After examination of the injury, and through candid conversation with you, our expert surgeons will determine the treatment that will yield the most optimal outcome. You can gain a better understanding of what that outcome may be by asking your doctor questions. More often than not, surgery is required. The steps involved in that surgery include:
- Making a small incision, as determined by MRI and physical examination
- Using small cameras for visual acuity, the torn tendon ends are sewn together
- Examining the surrounding tissue (blood vessels, nerves) for further injury, and repairing if necessary
- Closing the incision, then bandaging the wound site
Keep in mind the following:
- Scar tissue may form, preventing joints from moving smoothly
- Some range of motion may be lost
- General stiffness in joints may occur
- There may be a higher risk of re-tearing the tendon
You are the best gauge of a positive outcome. Physical therapy will be prescribed. In order for you to achieve the best possible results, you must keep at it. A full, or nearly full, recovery can occur with proper and consistent effort in your physical therapy treatment plan.
Carpal Tunnel Syndrome Release
Carpal Tunnel Syndrome (CTS) occurs when the median nerve, which runs from the forearm to the palm of the hand, becomes pressed or squeezed at the wrist. The carpal tunnel is a narrow passageway of ligament and bones at the base of the hand, and encloses the median nerve and the tendons that bend the fingers. When these tendons become irritated or swollen, the median nerve becomes compressed, resulting in numbness, weakness and sometimes pain in the hand and wrist. In the past, CTS was thought to be caused by repetitive motion or over usage. However, it is has been determined that those who suffer from CTS have a congenital predisposition – in other words, it runs in the family.
If you have tried various treatments, such as wearing a splint, doing physical therapy, and taking anti-inflammatory medication to reduce swelling and pain, but your symptoms persist, surgery may be the next step. The procedure is uncomplicated, and is done under local anesthetic in our outpatient facility. This 30 minute procedure includes the following steps:
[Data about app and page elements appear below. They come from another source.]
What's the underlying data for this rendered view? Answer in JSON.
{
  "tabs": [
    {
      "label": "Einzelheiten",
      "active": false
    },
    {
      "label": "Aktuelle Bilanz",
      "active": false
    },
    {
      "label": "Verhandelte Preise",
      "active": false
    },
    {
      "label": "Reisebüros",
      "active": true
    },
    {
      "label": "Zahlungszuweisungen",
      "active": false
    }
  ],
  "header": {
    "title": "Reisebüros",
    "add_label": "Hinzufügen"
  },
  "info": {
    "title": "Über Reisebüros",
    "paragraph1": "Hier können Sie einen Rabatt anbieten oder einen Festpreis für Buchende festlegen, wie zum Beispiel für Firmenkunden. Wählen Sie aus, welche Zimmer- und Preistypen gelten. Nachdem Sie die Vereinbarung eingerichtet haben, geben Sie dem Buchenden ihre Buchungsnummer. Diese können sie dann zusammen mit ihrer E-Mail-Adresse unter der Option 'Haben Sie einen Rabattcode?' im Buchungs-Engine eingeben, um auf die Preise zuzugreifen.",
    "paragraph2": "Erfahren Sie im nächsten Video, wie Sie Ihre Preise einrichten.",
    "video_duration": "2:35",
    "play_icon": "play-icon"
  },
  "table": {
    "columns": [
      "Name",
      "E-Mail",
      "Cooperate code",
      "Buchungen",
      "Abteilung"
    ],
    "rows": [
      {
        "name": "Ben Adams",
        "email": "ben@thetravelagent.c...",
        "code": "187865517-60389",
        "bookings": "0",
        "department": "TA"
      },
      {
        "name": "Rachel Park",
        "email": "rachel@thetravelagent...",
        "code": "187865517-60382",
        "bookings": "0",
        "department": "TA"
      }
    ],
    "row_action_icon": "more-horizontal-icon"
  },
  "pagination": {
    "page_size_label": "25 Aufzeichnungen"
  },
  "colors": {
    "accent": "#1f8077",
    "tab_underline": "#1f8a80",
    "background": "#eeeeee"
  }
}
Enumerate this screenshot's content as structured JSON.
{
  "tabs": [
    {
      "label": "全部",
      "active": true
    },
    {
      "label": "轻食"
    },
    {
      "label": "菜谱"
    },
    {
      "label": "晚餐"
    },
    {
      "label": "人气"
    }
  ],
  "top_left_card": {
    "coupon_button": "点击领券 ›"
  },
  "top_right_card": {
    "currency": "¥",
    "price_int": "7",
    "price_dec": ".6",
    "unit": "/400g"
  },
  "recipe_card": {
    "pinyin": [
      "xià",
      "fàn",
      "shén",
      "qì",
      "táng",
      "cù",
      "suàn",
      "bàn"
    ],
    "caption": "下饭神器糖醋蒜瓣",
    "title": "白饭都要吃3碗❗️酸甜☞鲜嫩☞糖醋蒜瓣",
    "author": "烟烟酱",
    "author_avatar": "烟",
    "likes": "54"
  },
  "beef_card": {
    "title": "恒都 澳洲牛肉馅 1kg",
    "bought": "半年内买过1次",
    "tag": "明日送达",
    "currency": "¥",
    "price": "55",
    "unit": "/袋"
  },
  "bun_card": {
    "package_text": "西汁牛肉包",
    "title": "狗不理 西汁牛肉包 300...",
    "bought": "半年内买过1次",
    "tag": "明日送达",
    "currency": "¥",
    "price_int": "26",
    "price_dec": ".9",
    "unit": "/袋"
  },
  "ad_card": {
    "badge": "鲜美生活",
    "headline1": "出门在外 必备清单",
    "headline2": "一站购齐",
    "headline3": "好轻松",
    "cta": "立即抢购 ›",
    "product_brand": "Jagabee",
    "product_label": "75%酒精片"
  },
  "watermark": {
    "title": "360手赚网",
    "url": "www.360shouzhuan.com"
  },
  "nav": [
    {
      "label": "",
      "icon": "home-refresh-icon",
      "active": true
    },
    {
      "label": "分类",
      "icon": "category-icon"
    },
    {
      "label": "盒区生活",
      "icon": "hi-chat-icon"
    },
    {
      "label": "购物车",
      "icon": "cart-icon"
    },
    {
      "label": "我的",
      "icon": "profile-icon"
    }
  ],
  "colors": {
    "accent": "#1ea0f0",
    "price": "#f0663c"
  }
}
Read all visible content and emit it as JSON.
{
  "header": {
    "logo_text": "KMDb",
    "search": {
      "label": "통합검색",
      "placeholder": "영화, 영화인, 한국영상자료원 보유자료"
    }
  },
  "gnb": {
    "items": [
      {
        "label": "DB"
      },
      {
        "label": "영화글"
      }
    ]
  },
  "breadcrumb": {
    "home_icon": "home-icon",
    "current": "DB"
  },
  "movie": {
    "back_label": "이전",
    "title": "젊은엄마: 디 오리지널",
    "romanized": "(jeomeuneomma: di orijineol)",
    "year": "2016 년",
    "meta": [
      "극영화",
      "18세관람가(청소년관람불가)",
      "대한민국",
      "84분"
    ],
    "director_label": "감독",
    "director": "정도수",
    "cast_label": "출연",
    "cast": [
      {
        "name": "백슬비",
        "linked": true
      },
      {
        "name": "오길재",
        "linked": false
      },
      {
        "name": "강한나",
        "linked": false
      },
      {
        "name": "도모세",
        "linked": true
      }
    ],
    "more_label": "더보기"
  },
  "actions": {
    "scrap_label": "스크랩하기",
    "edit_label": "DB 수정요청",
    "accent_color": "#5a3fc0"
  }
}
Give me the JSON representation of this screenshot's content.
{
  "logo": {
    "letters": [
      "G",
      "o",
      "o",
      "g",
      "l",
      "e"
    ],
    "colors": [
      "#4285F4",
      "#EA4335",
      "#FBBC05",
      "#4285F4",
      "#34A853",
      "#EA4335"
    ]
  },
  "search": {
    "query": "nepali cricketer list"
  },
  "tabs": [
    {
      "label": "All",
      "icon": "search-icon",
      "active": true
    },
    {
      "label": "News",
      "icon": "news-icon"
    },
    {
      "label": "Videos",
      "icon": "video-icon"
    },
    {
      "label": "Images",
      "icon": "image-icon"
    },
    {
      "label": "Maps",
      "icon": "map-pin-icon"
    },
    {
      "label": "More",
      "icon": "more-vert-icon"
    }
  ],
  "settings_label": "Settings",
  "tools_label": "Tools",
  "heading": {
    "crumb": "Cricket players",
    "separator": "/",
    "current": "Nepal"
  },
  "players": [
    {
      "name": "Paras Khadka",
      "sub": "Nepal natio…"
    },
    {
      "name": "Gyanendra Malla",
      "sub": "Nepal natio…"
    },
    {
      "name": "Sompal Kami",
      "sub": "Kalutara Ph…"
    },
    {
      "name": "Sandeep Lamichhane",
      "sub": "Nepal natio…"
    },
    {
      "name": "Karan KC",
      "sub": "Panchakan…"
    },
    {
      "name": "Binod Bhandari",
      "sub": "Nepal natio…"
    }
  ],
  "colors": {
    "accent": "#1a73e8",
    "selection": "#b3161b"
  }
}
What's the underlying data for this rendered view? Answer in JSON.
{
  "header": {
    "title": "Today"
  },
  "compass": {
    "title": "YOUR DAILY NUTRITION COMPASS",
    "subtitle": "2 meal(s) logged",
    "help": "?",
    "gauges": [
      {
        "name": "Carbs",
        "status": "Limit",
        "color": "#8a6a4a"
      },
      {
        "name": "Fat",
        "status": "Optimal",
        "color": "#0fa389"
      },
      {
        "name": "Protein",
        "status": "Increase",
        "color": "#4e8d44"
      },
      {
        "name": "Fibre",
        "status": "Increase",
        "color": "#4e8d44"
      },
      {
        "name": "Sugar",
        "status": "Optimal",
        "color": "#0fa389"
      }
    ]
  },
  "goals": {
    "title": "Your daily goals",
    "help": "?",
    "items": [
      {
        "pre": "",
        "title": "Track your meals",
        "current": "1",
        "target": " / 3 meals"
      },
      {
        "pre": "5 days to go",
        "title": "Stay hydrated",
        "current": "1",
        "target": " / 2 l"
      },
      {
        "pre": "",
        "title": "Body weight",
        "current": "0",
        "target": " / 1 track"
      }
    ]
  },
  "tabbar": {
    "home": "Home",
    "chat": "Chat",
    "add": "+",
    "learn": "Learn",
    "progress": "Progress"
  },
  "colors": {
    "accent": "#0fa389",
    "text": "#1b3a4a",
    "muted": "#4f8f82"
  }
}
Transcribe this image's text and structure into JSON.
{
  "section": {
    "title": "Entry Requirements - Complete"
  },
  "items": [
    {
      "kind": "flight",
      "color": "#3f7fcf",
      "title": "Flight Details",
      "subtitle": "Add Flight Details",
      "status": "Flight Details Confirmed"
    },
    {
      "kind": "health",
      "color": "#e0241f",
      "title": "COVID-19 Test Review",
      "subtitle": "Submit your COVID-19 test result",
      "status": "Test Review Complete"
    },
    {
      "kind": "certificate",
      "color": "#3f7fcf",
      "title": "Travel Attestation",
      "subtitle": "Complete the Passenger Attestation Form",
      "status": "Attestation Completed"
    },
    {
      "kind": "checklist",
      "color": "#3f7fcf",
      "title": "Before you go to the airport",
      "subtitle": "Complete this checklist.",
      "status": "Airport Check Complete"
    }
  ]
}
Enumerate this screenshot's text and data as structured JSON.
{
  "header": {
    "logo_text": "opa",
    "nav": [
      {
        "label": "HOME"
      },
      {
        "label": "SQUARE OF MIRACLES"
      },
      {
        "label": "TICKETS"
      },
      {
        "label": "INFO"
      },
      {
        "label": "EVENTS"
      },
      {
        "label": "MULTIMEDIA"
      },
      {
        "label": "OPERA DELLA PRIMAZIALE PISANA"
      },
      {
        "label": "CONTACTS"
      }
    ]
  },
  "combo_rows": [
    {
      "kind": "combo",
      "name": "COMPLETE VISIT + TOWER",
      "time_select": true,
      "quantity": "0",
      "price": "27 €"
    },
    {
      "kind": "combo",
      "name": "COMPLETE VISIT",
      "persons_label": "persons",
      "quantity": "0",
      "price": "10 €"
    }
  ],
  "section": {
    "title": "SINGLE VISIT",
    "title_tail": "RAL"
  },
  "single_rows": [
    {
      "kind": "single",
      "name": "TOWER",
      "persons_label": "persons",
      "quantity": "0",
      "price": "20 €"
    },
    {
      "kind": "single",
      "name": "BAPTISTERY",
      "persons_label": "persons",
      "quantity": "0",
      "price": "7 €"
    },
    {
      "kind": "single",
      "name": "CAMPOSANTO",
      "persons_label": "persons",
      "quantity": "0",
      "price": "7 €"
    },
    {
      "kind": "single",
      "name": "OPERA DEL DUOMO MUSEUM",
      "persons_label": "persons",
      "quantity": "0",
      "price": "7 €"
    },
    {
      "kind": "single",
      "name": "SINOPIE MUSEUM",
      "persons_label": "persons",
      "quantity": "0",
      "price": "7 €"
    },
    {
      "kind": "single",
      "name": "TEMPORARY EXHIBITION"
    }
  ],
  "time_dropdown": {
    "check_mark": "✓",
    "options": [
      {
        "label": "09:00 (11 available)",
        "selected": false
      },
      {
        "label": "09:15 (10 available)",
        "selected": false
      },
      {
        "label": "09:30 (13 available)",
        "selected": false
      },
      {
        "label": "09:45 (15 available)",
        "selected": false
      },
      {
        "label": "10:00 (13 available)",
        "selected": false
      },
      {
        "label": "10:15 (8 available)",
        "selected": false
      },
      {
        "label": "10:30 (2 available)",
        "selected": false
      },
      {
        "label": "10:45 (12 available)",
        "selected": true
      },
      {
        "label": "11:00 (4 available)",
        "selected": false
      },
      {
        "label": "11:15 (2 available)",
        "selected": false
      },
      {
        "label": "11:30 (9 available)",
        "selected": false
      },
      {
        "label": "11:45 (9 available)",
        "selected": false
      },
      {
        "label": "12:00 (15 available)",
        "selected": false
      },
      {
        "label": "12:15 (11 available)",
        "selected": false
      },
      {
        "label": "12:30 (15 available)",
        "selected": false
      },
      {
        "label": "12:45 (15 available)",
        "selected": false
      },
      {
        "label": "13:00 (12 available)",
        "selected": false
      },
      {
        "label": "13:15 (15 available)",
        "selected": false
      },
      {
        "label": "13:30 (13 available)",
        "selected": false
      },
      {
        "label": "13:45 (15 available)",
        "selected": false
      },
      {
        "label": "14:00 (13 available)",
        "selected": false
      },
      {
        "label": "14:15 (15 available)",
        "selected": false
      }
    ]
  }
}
- Making a small incision in the palm of the hand near the wrist
- Cutting the ligament that covers the carpal tunnel, easing the pressure on the median nerve
- Closing the wound
Your recovery will take several weeks to several months. You will wear a splint to keep your hand and wrist immobile. Physical therapy will be prescribe, and you may need to elevate your hand during sleep to decrease swelling.